Playwright/filmmaker James Gibbs is a Bronx native who has the demeanor of someone who's hung around boxing rings, eternally perplexed by our pop culture, and the solemnity of a hole-in-the wall bar. And he has the scowl to prove it. A prolific dramatist, Gibbs has primarily written for the stage, but over the past couple of years has grown frustrated with the limitations of what the theater can offer him. His Internet radio program, Live on Main Street, is a renegade artwork as a result of the DIY ethos Gibbs respects and adheres to, and it is quietly progressive (if not radical) in the sense that Gibbs has applied the "non-mainstream-corporate-view" of the black experience in North America... and the Last Angry Man in a Smug and rapidly degenerating generation. Although a work in progress, the site is now live. Profile & Interview by Dennis Leroy Kangalee
(Full-disclosure: Dennis Leroy Kangalee was also profiled on James Gibbs' "Live From Main Street" website)Live from Main Street
is a shard of rustic Urbana, Hip-Hop consciousness, and point& un-pretentious social commentary. It is an audio-visual rendering (imagine a radio drama created for and streamed through a website) of a script he wrote about an outspoken, "out-the-box" African American graphic artist named Monty who lets his maverick spirit take hold as he creates a rogue radio show on the web in hopes of giving voice and shedding intellectual light on black people and the maligned -- everywhere. Feisty, funny, and ferocious when he wants to be, Monty is both Everyman and the marginalized Social Commentator whom nobody understands. He is overwhelmed by the lack of consciousness, stupidity, apathy, and greed of humanity. He wants to be one with people, yet detests them. Which puts him in common with his creator.
Here is what Gibbs told us:
“Live from Main Street
was originally written as an episode in a murder mystery anthology series titled Drama Central presents that I was planning to pitch to cable networks. The plan was to shoot Main Street as the pilot episode on digital video and present it with scripts for the upcoming episodes along with a budget for the series. But while shooting the pilot episode I ran into problems with scheduling and casting that drained my shoestring budget. Leaving me with a brilliant idea and not enough money to execute it. I had no money and no television network connections. I didn't know what to do. So I developed it into a theatrical website, a site that would act as a movie or story itself.
The Internet is to the modern day artist what the north was to southern slaves in the 1800's.
I say that because most artists are slaves to industry.

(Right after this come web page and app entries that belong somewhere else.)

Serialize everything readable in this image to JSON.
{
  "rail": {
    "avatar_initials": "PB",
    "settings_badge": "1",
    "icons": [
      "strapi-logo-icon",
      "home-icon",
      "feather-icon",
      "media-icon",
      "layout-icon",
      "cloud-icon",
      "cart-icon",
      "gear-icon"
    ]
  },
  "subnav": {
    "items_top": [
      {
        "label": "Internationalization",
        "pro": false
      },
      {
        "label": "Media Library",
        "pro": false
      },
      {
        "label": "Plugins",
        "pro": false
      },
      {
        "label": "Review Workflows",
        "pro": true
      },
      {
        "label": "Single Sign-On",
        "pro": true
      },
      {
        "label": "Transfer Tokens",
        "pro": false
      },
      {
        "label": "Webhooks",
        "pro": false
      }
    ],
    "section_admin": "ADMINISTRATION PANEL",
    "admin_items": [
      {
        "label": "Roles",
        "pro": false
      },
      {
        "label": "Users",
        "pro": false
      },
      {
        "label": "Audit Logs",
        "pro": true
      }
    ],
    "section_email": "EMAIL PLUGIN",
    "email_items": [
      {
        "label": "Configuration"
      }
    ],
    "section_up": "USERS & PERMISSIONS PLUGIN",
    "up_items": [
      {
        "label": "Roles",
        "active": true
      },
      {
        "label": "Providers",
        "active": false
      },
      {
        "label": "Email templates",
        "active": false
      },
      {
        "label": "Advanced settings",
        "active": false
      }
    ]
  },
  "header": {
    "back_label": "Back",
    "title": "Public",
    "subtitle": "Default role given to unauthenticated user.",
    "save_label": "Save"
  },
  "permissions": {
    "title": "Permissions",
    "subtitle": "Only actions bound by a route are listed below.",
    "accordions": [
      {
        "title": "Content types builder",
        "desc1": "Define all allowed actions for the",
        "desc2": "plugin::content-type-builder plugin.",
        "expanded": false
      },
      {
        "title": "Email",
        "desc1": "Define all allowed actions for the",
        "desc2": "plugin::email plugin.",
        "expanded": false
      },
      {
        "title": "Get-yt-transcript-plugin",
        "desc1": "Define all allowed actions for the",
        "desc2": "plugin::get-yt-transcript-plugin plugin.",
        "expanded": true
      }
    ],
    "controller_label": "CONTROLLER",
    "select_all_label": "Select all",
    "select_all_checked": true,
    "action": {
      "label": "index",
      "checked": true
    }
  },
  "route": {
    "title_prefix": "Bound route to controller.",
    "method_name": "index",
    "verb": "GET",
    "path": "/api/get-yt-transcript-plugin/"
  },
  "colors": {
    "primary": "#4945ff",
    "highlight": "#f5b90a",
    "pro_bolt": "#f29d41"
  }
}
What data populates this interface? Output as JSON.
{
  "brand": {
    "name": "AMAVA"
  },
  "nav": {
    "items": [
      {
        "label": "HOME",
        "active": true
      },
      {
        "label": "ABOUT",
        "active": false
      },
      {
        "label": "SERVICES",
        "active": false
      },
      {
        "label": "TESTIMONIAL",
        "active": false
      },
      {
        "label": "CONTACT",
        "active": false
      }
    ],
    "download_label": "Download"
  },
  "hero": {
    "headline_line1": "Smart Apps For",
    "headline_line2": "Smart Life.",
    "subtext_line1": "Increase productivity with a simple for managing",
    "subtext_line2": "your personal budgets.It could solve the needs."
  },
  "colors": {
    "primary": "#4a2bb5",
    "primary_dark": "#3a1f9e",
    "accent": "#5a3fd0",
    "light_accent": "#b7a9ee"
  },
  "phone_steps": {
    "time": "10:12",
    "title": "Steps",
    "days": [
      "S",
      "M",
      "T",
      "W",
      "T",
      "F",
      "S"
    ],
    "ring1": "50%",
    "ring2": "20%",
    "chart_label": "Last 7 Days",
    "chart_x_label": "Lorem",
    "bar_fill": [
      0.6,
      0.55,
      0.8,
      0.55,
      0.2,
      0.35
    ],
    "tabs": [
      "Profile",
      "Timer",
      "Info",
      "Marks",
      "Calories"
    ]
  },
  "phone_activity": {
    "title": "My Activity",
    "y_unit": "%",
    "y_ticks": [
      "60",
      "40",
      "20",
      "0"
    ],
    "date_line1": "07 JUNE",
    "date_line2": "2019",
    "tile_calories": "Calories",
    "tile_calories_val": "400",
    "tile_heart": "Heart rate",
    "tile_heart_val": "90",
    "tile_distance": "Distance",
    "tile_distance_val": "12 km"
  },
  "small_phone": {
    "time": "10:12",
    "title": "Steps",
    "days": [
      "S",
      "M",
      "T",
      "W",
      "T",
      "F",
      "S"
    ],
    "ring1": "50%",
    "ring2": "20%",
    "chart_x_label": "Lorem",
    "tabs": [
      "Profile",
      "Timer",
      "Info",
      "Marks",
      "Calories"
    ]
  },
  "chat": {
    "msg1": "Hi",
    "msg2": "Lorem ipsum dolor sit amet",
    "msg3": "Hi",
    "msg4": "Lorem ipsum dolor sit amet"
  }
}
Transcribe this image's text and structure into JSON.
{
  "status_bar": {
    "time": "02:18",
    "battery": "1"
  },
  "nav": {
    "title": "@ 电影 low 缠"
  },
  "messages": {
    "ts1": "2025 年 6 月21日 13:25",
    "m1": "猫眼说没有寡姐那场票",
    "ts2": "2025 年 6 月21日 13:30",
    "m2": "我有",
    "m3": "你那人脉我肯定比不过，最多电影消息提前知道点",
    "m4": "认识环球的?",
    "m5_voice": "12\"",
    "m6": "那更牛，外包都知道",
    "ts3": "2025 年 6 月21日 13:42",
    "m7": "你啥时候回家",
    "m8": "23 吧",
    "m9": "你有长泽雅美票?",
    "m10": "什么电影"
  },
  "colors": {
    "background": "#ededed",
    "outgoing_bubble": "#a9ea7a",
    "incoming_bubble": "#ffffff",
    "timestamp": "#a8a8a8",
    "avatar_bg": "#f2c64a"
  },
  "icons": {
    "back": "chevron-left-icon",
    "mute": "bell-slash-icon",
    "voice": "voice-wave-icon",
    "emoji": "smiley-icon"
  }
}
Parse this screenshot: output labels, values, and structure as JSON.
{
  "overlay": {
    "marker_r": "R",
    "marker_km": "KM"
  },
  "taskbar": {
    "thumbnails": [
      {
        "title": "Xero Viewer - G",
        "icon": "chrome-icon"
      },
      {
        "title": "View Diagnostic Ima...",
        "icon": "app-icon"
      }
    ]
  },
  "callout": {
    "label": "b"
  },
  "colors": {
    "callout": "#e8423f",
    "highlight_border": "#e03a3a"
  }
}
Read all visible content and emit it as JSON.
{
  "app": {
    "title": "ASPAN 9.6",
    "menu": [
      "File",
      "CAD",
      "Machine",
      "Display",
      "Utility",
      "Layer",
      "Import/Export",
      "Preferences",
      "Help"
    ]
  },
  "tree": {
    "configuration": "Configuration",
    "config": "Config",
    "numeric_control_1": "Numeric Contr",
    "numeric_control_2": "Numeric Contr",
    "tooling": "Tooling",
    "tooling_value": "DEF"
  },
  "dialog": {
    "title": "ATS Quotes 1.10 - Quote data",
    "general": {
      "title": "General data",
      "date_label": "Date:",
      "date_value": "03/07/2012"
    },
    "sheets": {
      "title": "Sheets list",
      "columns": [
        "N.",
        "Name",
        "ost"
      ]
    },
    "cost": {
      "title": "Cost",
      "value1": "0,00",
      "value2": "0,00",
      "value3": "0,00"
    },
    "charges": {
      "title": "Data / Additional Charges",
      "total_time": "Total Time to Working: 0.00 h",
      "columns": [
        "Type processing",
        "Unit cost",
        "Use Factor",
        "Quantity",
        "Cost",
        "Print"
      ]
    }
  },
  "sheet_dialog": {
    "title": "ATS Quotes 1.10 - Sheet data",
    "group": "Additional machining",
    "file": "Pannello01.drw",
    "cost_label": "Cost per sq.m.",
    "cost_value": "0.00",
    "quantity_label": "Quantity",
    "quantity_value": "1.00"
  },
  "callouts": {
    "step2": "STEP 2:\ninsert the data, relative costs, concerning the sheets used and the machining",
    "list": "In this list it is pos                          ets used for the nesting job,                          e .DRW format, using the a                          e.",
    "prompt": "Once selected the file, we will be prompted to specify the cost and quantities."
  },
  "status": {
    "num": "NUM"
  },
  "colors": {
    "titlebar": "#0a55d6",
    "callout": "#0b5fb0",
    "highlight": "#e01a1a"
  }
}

What is put out to the public, how it's put out, and when it is put out are dictated by corporate executives with their eyes glued to the bottom line of account statements. I have nothing against making money and I have a pretty good understanding for business, but the entertainment industry has sold whatever soul it had.
And by creating a fictitious radio program and persona, I thought it would be a great hook to get people interested as both an audience member and a participant. The good thing about it is that it has no restrictions in terms of media. I'll be using audio, video, photography, literature, music, etc. The advantages of using a website as a canvas is that it can fit all of these different tools of expression without feeling forced or phony.
Live from Main Street is a forum for thought. I hope that it becomes a platform of relevant discussion for young people who have the ability to change the world.
It will have an interactive blog for people to post their opinions on show topics and interviews. Basically if you want to hear about pertinent issues and thought provoking discussions, come to Main Street, if you don't, then go watch Real Housewives of Atlanta.”